Right now, many hospitals are having to once again pause surgical cases and other elective procedures- not because of COVID-19, but because there is no longer adequate staff or beds. Even without a massive surge in patients with COVID-19, when we can’t transfer patients out of the hospital into a nursing home, the hospital beds stay full; when hospital bed are full, patients can’t be admitted from the emergency department; and when patients can’t be admitted, emergency departments’ waiting rooms and primary care offices fill up with untreated acute problems. Nurses and doctors are frustrated that they can’t provide timely care, and patients and families are angry at the waits. Everyone gets hurt, in the short term.
But these cancellations set off a chain reaction of debilitating systemic effects that will hurt for a long time to come. The people whose surgeries are being cancelled really need them—it’s not cosmetic surgery, but people suffering from conditions like gallbladder disease or people who need a colonoscopy. These folks are likely either to remain debilitated by whatever was leading to their need for a procedure, or continue to flood emergency departments with what could have been a preventable emergency. Further down the road, the continued cancellations will further hurt hospitals’ ability to pay for core functions, and may lead to the closure of units within hospitals or even whole hospitals.

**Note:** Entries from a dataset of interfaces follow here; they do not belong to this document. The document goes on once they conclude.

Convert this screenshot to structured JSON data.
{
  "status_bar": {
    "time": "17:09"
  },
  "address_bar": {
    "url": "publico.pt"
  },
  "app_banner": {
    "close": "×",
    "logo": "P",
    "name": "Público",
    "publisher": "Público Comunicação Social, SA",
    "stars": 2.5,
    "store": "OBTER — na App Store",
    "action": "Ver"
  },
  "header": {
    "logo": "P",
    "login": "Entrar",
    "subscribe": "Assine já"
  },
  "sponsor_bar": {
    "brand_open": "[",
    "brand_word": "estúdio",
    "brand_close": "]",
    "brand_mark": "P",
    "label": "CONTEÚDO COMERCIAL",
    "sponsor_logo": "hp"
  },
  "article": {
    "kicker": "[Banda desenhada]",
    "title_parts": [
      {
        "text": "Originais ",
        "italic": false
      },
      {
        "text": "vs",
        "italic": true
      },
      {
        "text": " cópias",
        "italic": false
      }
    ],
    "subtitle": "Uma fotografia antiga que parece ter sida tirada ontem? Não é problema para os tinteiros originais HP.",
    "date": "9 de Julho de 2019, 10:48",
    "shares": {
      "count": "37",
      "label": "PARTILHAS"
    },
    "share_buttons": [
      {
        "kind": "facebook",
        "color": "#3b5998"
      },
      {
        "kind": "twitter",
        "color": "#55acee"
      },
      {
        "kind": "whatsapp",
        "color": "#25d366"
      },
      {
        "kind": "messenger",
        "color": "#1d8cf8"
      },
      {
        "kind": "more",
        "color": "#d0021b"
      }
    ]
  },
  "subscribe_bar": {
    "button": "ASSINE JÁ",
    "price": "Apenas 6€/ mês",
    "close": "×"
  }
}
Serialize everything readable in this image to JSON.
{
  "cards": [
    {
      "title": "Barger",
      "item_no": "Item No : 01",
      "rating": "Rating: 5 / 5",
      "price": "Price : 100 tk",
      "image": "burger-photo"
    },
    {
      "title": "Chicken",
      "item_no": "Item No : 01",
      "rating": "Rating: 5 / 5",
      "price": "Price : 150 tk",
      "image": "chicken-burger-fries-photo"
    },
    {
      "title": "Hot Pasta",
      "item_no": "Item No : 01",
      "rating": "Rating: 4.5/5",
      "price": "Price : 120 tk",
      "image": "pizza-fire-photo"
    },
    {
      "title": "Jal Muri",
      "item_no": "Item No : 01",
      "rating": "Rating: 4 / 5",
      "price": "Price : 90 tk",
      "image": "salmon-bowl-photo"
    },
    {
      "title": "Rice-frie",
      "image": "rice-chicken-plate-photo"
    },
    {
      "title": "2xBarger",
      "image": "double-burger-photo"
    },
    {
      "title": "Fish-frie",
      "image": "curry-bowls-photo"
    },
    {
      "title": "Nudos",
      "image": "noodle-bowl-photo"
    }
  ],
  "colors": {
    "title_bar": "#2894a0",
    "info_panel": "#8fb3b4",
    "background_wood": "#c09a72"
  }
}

For those of us on the front line, it feels like a game of Whac-A-Mole in which we are no longer able to react fast enough to the “moles” popping up.
And all of this, of course, is occurring when Omicron has barely hit our shores and we are just gathering the data to help us respond to what may be ahead.
The pandemic has already decimated communities, worsened long-standing health inequities, and demonstrated the importance of public health preparedness. We are watching firearm injury, opioid overdoses, and other public health emergencies increase dramatically. And our fractured health care system is facing huge stress as we lose the one remaining piece that has been the glue holding us together for so long—healthcare workers. Healthcare workers come day or night, weekdays or weekends, birthdays or holidays, sacrificing so much, including their own lives to help others during their most vulnerable moments. That’s our job, and we are proud to do it. At the same time, we cannot overstate the physical, emotional, and mental toll this pandemic has had on our colleagues is immensely important. If we really want to save lives, we must act now.
Yes, we must continue to push for vaccinations, masks, testing, and ventilation, to hold off another COVID surge. But in the meantime, let’s look around. Our hospitals have nothing left to give. If we are to avoid a descent into crisis standards of care, it’s time to shore up our hospitals and clinics.
We would encourage the government to help us invest in both increasing the healthcare workforce pipeline and supporting adequate pay for nurses, advanced practitioners, technicians, home healthcare aides, and all the other ancillary staff; bolster our remaining staff, in the short-term, through on-the-ground civil-military cooperation; consider the deployment of healthcare professionals within the U.S. Public Health Commissioned Corps to reinforce clinics, nursing homes, and other critical healthcare functions; and make real commitments, both monetary and otherwise, to supporting our public health preparedness and prevention systems, so we don’t end up in a worse place than we are right now. To truly support the mental health and well being of our frontline workers requires more than just COVID-19 precautions.
While no one wakes up expecting to be injured or sick, we can tell you that people do expect to be taken care of if they are. And we of course want to be there for you. But we need a little help, to make it happen.